Arriving Santiago de Compostela
We arrived quietly and celebrated by admiring the Cathedral, the sunshine and the scallop shell on the sidewalk. Others arrive with a lot of fanfare.
I eat healthily. I don’t eat processed food and like fresh, well-made local cuisine. French fries at every meal isn’t my thing. My favorite meal is breakfast. A good breakfast to me has a little protein. Unfortunately, when I did the Camino de Santiago, lots of sweets and bread were preferred.
Great food is important to feeling well when walking. Just skip the french fries and ask for the local bean dishes. The local food is great!
I don’t go to McDonald’s unless it’s once to see how it compares to the US McDonalds. In Spain MackyD serve beer. Indeed, I never eat two meals in one day at MacDonalds. I would rather skip the meal than eat McDonald’s. I don’t eat junk food or ice cream daily or multiple times a day.
Local food, local dishes, and farm to table is my passion. After all when in Spain eat Spanish food. Before you go, ask your Camino travel friends what is their idea of good food. It’s crucial for this walk to eat well. If you don’t eat well you will be very sore. If you don’t drink enough water you will ache everywhere. For less pain eat well. Drink lots of water, protein, veggies, fruit for carbs, and olive oil, all make the walk easier. Here is some information about food and how to use food to improve your experience.
In Spain, every restaurant charged a service fee. Maybe this is because we went to tourist locations. It’s only a small fee but, it’s on most receipts. The surcharge is a tip. Check your bill to see if there is a service fee charged. In our case, a tip was left even though the service fee was on the bill. It’s not up to me to tell someone when to tip. I said nothing. But, according to the receipts, they were paying twice for service. Read the bill, tip, if it makes you feel good.
What’s Your Travel Purpose?
I go to places to see the sites, especially UNESCO sites. It’s a shame to go and not pay the 10 euro entry fee when it’s taken time and money to get the destination. More importantly, you may only be there once.

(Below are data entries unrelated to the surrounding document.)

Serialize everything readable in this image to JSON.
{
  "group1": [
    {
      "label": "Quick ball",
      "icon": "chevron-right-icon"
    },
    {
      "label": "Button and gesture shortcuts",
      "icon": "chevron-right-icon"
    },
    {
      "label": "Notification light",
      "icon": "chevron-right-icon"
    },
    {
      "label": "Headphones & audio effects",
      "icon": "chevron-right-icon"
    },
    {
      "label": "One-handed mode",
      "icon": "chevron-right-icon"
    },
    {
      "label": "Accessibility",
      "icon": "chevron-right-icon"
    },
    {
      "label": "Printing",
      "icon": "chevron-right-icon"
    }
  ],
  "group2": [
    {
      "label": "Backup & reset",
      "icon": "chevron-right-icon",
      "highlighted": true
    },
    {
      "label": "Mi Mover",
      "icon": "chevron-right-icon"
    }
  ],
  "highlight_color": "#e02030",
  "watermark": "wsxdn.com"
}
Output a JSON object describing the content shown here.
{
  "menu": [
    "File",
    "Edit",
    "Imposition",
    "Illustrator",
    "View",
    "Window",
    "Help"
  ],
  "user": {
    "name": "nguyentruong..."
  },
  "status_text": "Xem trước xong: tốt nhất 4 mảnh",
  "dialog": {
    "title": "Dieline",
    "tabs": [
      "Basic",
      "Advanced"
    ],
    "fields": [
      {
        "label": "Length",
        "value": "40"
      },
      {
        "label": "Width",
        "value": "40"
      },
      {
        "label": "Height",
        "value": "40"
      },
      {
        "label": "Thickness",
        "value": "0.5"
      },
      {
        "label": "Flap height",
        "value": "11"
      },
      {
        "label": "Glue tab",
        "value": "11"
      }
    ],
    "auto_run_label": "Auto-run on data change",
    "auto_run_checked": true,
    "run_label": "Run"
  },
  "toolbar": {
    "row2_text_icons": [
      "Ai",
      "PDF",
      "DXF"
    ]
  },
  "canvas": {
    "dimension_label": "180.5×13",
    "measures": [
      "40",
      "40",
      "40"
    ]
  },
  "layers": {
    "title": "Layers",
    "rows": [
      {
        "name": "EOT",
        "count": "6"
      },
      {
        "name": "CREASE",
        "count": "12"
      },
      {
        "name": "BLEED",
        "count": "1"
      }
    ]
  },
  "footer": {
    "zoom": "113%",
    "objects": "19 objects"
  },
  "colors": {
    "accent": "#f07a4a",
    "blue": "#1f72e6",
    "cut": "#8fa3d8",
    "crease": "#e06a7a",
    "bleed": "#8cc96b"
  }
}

What are the chances you will return to this location? Very slim I bet. Pay the entry fee. You only live once.
Shared Travel Goals
Make sure when traveling you are on the same page with your friends or travel companion. If you are an early to bed, early to rise-type person, and want to see the morning light, and then take a long lunch or break in the heat of the day, make sure your friends share your plan. If you are a party animal and stay out late, probably sharing your room with an early to bed person isn’t a great idea. The bottom line – share the vision and purpose of your trip or have a plan in the event your lifestyles clash or don’t mesh.
Check-in and check-out should be a smooth process. Have only one person talk to reception. Remember, English may be the language of tourism, but, it’s usually their second language.
I need receipts when I travel. On two trips, my companion corrected me in front of the hotel staff stating, “I didn’t need a receipt,” when I do need receipts. When I make reservations, I let the company know I need a receipt. Don’t butt into someone else’s business.
If you are leaving early, make sure your room charges have been settled the night before and are on the right credit card. Sometimes rooms are secured with one credit card, and then each person pays for their room separately on arrival. It’s easy to fix this at the hotel. Fixing it, from home is incredibly time-consuming. Check out and review your bill before you leave the hotel to avoid future problems.
To Learn more about the Rules of Tourism, read more by clicking here.
Copyright © 2018 Capetown-Rio, Inc. USA. All rights reserved. Republishing is allowed only with written permission. All photography rights on this page belong to Capetown-Rio, Inc. and the author. Do you have a question, business proposal, or speaking opportunity? Please contact me here.